"I'm skeptical," he said.
I'm thrilled not to be alone in not giving Vick a free pass. In the days leading up to Vick's dramatic moment Monday in Richmond, I was growing weary of many African Americans treating him as if he were the victim of an overzealous prosecutor. There were the demands to not rush to judgment. There were the reminders that in America everyone is innocent until proven guilty. And there was the creeping belief that Vick was being singled out because he was a black man who had grown so rich that the white man had to take him down.
Have there been and will there be blacks disproportionately bearing the brunt of criminal prosecutions? Yes. But I refuse to circle my wagons to protect the likes of Michael Vick.
If there is a twinge of anger in that last sentence it's because, as a black man, I am angry -- at Vick and other black men of incredible talent who achieve enviable stature against the odds and then throw it all away. The 27-year-old quarterback in December 2004 signed a record 10-year contract worth $130 million. Yet all it took to snuff out his own career was a criminal dogfighting enterprise called "Bad Newz Kennels," which Vick financed and where he participated in cruelly snuffing out underperforming and losing pit bulls.

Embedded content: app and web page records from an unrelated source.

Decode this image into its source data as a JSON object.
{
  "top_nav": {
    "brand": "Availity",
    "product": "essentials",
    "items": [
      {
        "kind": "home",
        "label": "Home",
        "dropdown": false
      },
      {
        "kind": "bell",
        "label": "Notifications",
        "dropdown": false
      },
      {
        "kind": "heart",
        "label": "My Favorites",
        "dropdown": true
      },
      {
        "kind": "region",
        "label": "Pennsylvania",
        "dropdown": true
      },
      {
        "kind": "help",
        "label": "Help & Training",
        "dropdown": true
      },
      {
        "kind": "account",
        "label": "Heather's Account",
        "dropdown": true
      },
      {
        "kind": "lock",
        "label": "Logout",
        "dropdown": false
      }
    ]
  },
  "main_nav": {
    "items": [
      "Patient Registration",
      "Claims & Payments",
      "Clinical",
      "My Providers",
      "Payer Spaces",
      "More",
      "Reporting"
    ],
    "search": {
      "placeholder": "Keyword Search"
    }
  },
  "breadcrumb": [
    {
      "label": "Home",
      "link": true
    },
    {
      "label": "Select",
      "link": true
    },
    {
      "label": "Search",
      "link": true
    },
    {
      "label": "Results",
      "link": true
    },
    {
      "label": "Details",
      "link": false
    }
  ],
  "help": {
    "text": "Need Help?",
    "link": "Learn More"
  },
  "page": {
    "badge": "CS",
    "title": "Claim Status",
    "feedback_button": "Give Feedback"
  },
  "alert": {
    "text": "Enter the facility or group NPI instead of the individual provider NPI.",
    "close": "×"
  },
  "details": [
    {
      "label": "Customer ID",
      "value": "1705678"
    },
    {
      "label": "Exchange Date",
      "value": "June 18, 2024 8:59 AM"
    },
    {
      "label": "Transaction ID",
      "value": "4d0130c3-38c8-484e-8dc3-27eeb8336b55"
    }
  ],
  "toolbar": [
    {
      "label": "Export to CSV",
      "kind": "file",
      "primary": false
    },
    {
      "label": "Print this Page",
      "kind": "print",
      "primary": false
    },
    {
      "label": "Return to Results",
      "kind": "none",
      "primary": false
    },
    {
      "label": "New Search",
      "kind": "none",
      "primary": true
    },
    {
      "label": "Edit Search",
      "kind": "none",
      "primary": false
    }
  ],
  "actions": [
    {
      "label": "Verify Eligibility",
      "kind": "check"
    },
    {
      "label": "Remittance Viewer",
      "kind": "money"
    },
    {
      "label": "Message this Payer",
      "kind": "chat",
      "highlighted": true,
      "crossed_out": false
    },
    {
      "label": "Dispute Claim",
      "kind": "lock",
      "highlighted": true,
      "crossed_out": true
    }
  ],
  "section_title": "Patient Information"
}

His guilty plea came after weeks of lying. He lied to Arthur Blank, the owner of the Falcons. He lied to National Football League Commissioner Roger Goodell. And he lied to the legion of fans who marveled at his prowess on the gridiron.
All that money. All that prestige. All that power to do good, to be a positive role model for black boys and men across the country. Black pride in action.

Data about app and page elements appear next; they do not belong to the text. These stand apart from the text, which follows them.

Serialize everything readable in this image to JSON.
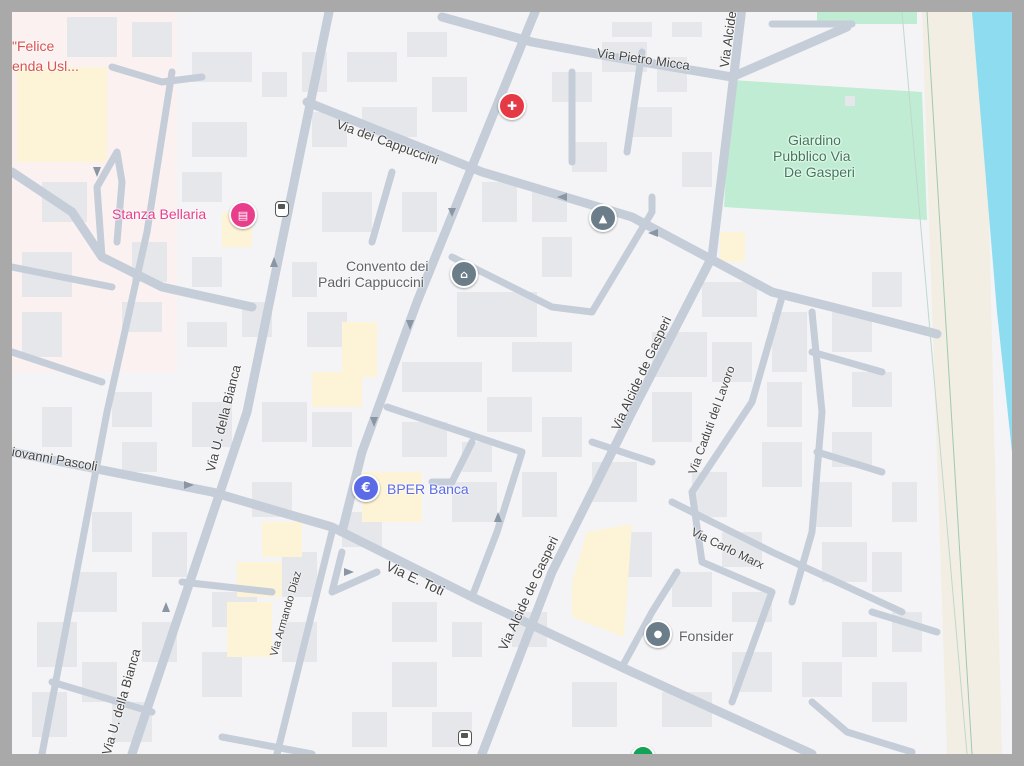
{
  "map": {
    "colors": {
      "background": "#f4f4f6",
      "road": "#c5cdd8",
      "building": "#e6e7ea",
      "park": "#c0ecd3",
      "beach": "#f3eee3",
      "sea": "#8edcef",
      "highlight_building": "#fdf3d6",
      "hotel_pin": "#e83e8c",
      "hospital_pin": "#e53945",
      "bank_pin": "#5b6be8",
      "generic_pin": "#6b7d88",
      "green_pin": "#13a356"
    },
    "streets": {
      "via_pietro_micca": "Via Pietro Micca",
      "via_alcide_top": "Via Alcide",
      "via_dei_cappuccini": "Via dei Cappuccini",
      "via_u_della_bianca_1": "Via U. della Bianca",
      "via_u_della_bianca_2": "Via U. della Bianca",
      "via_alcide_de_gasperi_1": "Via Alcide de Gasperi",
      "via_alcide_de_gasperi_2": "Via Alcide de Gasperi",
      "via_caduti_del_lavoro": "Via Caduti del Lavoro",
      "via_carlo_marx": "Via Carlo Marx",
      "via_e_toti": "Via E. Toti",
      "via_armando_diaz": "Via Armando Diaz",
      "via_giovanni_pascoli": "iovanni Pascoli"
    },
    "pois": {
      "felice_line1": "\"Felice",
      "felice_line2": "enda Usl...",
      "stanza_bellaria": "Stanza Bellaria",
      "convento_line1": "Convento dei",
      "convento_line2": "Padri Cappuccini",
      "bper_banca": "BPER Banca",
      "fonsider": "Fonsider",
      "giardino_line1": "Giardino",
      "giardino_line2": "Pubblico Via",
      "giardino_line3": "De Gasperi"
    },
    "icons": {
      "hospital": "hospital-icon",
      "hotel": "bed-icon",
      "school": "graduation-cap-icon",
      "museum": "museum-icon",
      "bank": "euro-icon",
      "place": "place-icon",
      "bus_stop": "bus-stop-icon"
    }
  }
}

I should have known he wasn't cut out for such a lofty mission when he flipped the bird to booing fans at the Georgia Dome last season after the Falcons lost a game. But while Vick fell short, there are black heroes out there.
The father who comes home every night and provides for his family is a hero. The mother who works two jobs so her children can go to a better school or grow up in a better neighborhood is a hero. The grandparents who give their children and grandchildren a sense of self and worth and place in the world are heroes. But even heroes need someone to turn to. Someone of stature and character who will reinforce the view-- through words and actions -- that the path to success is paved with sacrifice, hard work, perseverance and a whole lot of gumption.
"I want to apologize to all the young kids out there for my immature acts, and, you know, what I did was, what I did was very immature, so that means I need to grow up," Vick said in a tone that did strike me as penitent. "I hope that every young kid out there . . . will use me as an example to using better judgment and making better decisions." That's a good first step on the road to redemption, but it will be a very long time before Vick claws his way back to respectability in my book. If ever.